Reenter this command to reset the DHCP lease and request a new lease.


Note If PPPoE is enabled on two interfaces (such as a primary and backup interface), and you do not configure dual ISP support (see the “Monitoring a Static or Default Route” section in the general operations configuration guide), then the ASA can only send traffic through the first interface to acquire an IP address.


For example:

ciscoasa(config)# interface gigabitethernet 0/0
ciscoasa(config-if)# ip address pppoe
 

Step 2 Specify a VPDN group for the PPPoE client to use with the following command from interface configuration mode (optional):

ciscoasa(config-if)# pppoe client vpdn group grpname
 

grpname is the name of a VPDN group.


NoteIf you have multiple VPDN groups configured, and you do not specify a group with thepppoe client vpdn group command, the ASA may randomly choose a VPDN group. To avoid this, specify a VPDN group.



 

Using PPPoE with a Fixed IP Address

You can also enable PPPoE by manually entering the IP address, using the ip address command from interface configuration mode in the following format:

ciscoasa(config-if)# ip address ipaddress mask pppoe
 

This command causes the ASA to use the specified address instead of negotiating with the PPPoE server to assign an address dynamically. Replace ipaddress and mask with the IP address and subnet mask assigned to your ASA.

For example:

ciscoasa(config-if)# ip address outside 201.n.n.n 255.255.255.0 pppoe

NoteThesetroute option is an option of the ip address command that you can use to allow the access concentrator to set the default routes when the PPPoE client has not yet established a connection.

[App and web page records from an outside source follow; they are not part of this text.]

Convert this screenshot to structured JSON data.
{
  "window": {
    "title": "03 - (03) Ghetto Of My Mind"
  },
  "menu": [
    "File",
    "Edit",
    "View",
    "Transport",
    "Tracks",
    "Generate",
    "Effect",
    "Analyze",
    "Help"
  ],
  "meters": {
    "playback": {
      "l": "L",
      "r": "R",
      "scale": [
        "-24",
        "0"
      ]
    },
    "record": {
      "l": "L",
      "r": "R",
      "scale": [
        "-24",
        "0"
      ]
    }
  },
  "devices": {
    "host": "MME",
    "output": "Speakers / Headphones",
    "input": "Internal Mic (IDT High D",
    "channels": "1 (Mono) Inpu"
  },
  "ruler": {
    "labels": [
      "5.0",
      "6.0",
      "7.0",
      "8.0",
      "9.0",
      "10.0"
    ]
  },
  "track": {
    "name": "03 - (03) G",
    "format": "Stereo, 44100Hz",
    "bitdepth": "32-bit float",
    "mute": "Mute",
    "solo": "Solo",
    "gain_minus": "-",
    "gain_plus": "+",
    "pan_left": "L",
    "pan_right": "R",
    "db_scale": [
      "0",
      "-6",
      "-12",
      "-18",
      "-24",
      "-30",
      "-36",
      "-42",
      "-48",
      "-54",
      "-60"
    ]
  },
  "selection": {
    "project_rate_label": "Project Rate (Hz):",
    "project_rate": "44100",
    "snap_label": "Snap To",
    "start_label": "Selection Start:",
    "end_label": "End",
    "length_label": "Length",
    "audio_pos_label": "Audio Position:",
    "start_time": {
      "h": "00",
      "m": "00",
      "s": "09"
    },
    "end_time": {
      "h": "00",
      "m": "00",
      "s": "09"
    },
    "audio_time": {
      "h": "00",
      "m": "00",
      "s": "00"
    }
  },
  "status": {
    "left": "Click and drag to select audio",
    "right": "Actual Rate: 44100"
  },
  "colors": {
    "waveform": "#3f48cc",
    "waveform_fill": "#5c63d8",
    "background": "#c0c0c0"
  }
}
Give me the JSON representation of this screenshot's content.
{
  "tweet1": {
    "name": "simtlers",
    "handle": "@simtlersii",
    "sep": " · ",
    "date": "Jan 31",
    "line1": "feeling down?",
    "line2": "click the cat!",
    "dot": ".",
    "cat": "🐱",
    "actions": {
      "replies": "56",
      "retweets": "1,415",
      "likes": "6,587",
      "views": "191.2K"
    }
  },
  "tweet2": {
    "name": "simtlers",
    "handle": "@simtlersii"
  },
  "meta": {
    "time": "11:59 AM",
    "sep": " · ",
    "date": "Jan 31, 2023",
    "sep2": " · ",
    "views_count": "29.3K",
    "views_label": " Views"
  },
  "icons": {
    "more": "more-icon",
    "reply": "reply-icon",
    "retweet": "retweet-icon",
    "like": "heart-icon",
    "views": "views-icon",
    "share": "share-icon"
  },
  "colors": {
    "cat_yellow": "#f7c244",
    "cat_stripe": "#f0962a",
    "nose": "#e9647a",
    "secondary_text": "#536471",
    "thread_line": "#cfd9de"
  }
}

When using the setroute option, you cannot have a statically defined route in the configuration.


Monitoring and Debugging the PPPoE Client

Use the following command to display the current PPPoE client configuration information:

ciscoasa# show ip address outside pppoe
 

Use the following command to enable or disable debugging for the PPPoE client:

ciscoasa# [no] debug pppoe {event | error | packet}
 

The following summarizes the function of each keyword:

  • event—Displays protocol event information
  • error—Displays error messages
  • packet—Displays packet information

Use the following command to view the status of PPPoE sessions:

ciscoasa# show vpdn session [l2tp | pppoe] [id sess_id | packets | state | window]
 

The following example shows a sample of information provided by this command:

ciscoasa# show vpdn
 
Tunnel id 0, 1 active sessions
time since change 65862 secs
Remote Internet Address 10.0.0.1
Local Internet Address 199.99.99.3
6 packets sent, 6 received, 84 bytes sent, 0 received
Remote Internet Address is 10.0.0.1
Session state is SESSION_UP
Time since event change 65865 secs, interface outside
PPP interface id is 1
6 packets sent, 6 received, 84 bytes sent, 0 received
ciscoasa#
ciscoasa# show vpdn session
PPPoE Session Information (Total tunnels=1 sessions=1)
Remote Internet Address is 10.0.0.1
Session state is SESSION_UP
Time since event change 65887 secs, interface outside
PPP interface id is 1
6 packets sent, 6 received, 84 bytes sent, 0 received
ciscoasa#
ciscoasa# show vpdn tunnel
PPPoE Tunnel Information (Total tunnels=1 sessions=1)
Tunnel id 0, 1 active sessions
time since change 65901 secs
Remote Internet Address 10.0.0.1
Local Internet Address 199.99.99.3
6 packets sent, 6 received, 84 bytes sent, 0 received
ciscoasa#

Clearing the Configuration

To remove all vpdn group commands from the configuration, use the clear configure vpdn group command in global configuration mode:

ciscoasa(config)# clear configure vpdn group
 

To remove all vpdn username commands, use the clear configure vpdn username command:

ciscoasa(config)# clear configure vpdn username
 

Entering either of these commands has no affect upon active PPPoE connections.

Using Related Commands

Use the following command to cause the DHCP server to use the WINS and DNS addresses provided by the access concentrator as part of the PPP/IPCP negotiations:

ciscoasa(config)# dhcpd auto_config [client_ifx_name]
 

This command is only required if the service provider provides this information as described in RFC 1877. The client_ifx_name parameter identifies the interface supported by the DHCP auto_config option. At this time, this keyword is not required because the PPPoE client is only supported on a single outside interface.